- To do:
The full set of entries is to be printed exactly, with pictures excluded.

- Source data:
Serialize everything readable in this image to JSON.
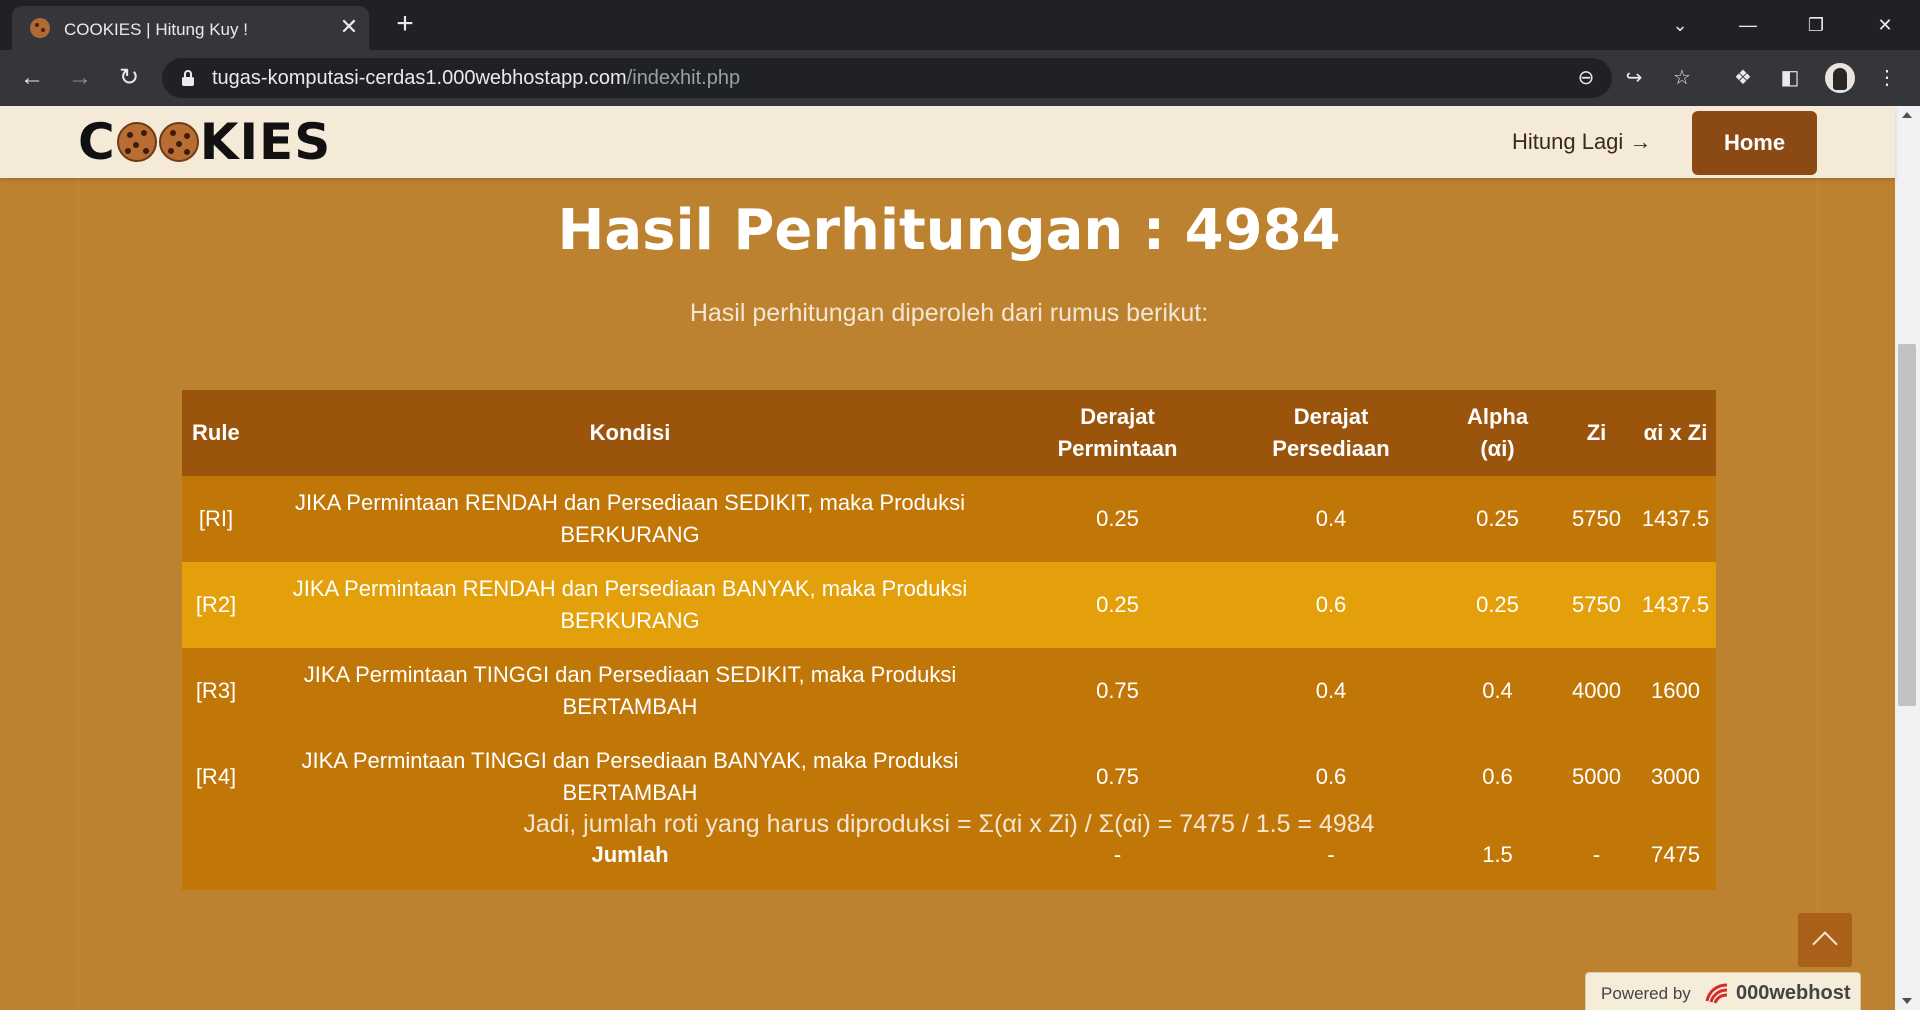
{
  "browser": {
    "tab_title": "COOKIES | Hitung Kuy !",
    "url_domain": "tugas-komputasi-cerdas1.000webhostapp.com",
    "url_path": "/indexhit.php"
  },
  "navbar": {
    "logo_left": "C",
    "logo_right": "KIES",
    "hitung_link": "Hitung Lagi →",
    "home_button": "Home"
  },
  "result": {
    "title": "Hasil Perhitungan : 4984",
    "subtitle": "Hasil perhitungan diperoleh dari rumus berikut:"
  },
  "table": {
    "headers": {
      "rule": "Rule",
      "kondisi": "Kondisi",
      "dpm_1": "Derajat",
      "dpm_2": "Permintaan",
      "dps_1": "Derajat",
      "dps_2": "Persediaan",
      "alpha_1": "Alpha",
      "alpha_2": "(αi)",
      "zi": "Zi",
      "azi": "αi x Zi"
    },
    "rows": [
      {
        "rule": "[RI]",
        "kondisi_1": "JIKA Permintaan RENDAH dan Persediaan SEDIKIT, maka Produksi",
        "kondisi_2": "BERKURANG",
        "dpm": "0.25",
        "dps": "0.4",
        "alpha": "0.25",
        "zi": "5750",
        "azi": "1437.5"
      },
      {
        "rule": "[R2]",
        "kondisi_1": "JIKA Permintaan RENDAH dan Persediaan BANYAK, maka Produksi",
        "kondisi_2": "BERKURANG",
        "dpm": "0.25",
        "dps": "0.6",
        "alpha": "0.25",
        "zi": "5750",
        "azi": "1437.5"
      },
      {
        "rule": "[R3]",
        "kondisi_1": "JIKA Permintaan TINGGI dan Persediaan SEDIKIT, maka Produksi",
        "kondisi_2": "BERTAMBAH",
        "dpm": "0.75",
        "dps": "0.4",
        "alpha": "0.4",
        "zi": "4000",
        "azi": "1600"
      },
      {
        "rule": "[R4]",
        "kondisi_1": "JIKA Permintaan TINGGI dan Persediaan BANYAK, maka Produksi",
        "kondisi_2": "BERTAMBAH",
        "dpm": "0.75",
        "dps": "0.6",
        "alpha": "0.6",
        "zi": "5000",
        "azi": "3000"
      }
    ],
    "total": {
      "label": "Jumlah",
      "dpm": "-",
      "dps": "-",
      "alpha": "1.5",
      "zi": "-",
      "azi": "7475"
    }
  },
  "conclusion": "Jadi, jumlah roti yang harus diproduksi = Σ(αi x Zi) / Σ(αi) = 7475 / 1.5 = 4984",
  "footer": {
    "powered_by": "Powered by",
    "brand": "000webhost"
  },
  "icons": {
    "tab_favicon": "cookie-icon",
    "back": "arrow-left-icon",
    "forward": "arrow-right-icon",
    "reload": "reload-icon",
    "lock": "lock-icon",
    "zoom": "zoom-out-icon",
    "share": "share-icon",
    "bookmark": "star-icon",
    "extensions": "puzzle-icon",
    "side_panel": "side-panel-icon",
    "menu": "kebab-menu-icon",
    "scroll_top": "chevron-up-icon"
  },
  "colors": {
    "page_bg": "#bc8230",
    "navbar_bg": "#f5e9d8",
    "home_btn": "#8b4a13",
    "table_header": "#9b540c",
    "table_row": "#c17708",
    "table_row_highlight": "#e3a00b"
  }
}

- Exercise answer:
Serialize everything readable in this image to JSON.
{
  "browser": {
    "tab_title": "COOKIES | Hitung Kuy !",
    "url_domain": "tugas-komputasi-cerdas1.000webhostapp.com",
    "url_path": "/indexhit.php"
  },
  "navbar": {
    "logo_left": "C",
    "logo_right": "KIES",
    "hitung_link": "Hitung Lagi →",
    "home_button": "Home"
  },
  "result": {
    "title": "Hasil Perhitungan : 4984",
    "subtitle": "Hasil perhitungan diperoleh dari rumus berikut:"
  },
  "table": {
    "headers": {
      "rule": "Rule",
      "kondisi": "Kondisi",
      "dpm_1": "Derajat",
      "dpm_2": "Permintaan",
      "dps_1": "Derajat",
      "dps_2": "Persediaan",
      "alpha_1": "Alpha",
      "alpha_2": "(αi)",
      "zi": "Zi",
      "azi": "αi x Zi"
    },
    "rows": [
      {
        "rule": "[RI]",
        "kondisi_1": "JIKA Permintaan RENDAH dan Persediaan SEDIKIT, maka Produksi",
        "kondisi_2": "BERKURANG",
        "dpm": "0.25",
        "dps": "0.4",
        "alpha": "0.25",
        "zi": "5750",
        "azi": "1437.5"
      },
      {
        "rule": "[R2]",
        "kondisi_1": "JIKA Permintaan RENDAH dan Persediaan BANYAK, maka Produksi",
        "kondisi_2": "BERKURANG",
        "dpm": "0.25",
        "dps": "0.6",
        "alpha": "0.25",
        "zi": "5750",
        "azi": "1437.5"
      },
      {
        "rule": "[R3]",
        "kondisi_1": "JIKA Permintaan TINGGI dan Persediaan SEDIKIT, maka Produksi",
        "kondisi_2": "BERTAMBAH",
        "dpm": "0.75",
        "dps": "0.4",
        "alpha": "0.4",
        "zi": "4000",
        "azi": "1600"
      },
      {
        "rule": "[R4]",
        "kondisi_1": "JIKA Permintaan TINGGI dan Persediaan BANYAK, maka Produksi",
        "kondisi_2": "BERTAMBAH",
        "dpm": "0.75",
        "dps": "0.6",
        "alpha": "0.6",
        "zi": "5000",
        "azi": "3000"
      }
    ],
    "total": {
      "label": "Jumlah",
      "dpm": "-",
      "dps": "-",
      "alpha": "1.5",
      "zi": "-",
      "azi": "7475"
    }
  },
  "conclusion": "Jadi, jumlah roti yang harus diproduksi = Σ(αi x Zi) / Σ(αi) = 7475 / 1.5 = 4984",
  "footer": {
    "powered_by": "Powered by",
    "brand": "000webhost"
  },
  "icons": {
    "tab_favicon": "cookie-icon",
    "back": "arrow-left-icon",
    "forward": "arrow-right-icon",
    "reload": "reload-icon",
    "lock": "lock-icon",
    "zoom": "zoom-out-icon",
    "share": "share-icon",
    "bookmark": "star-icon",
    "extensions": "puzzle-icon",
    "side_panel": "side-panel-icon",
    "menu": "kebab-menu-icon",
    "scroll_top": "chevron-up-icon"
  },
  "colors": {
    "page_bg": "#bc8230",
    "navbar_bg": "#f5e9d8",
    "home_btn": "#8b4a13",
    "table_header": "#9b540c",
    "table_row": "#c17708",
    "table_row_highlight": "#e3a00b"
  }
}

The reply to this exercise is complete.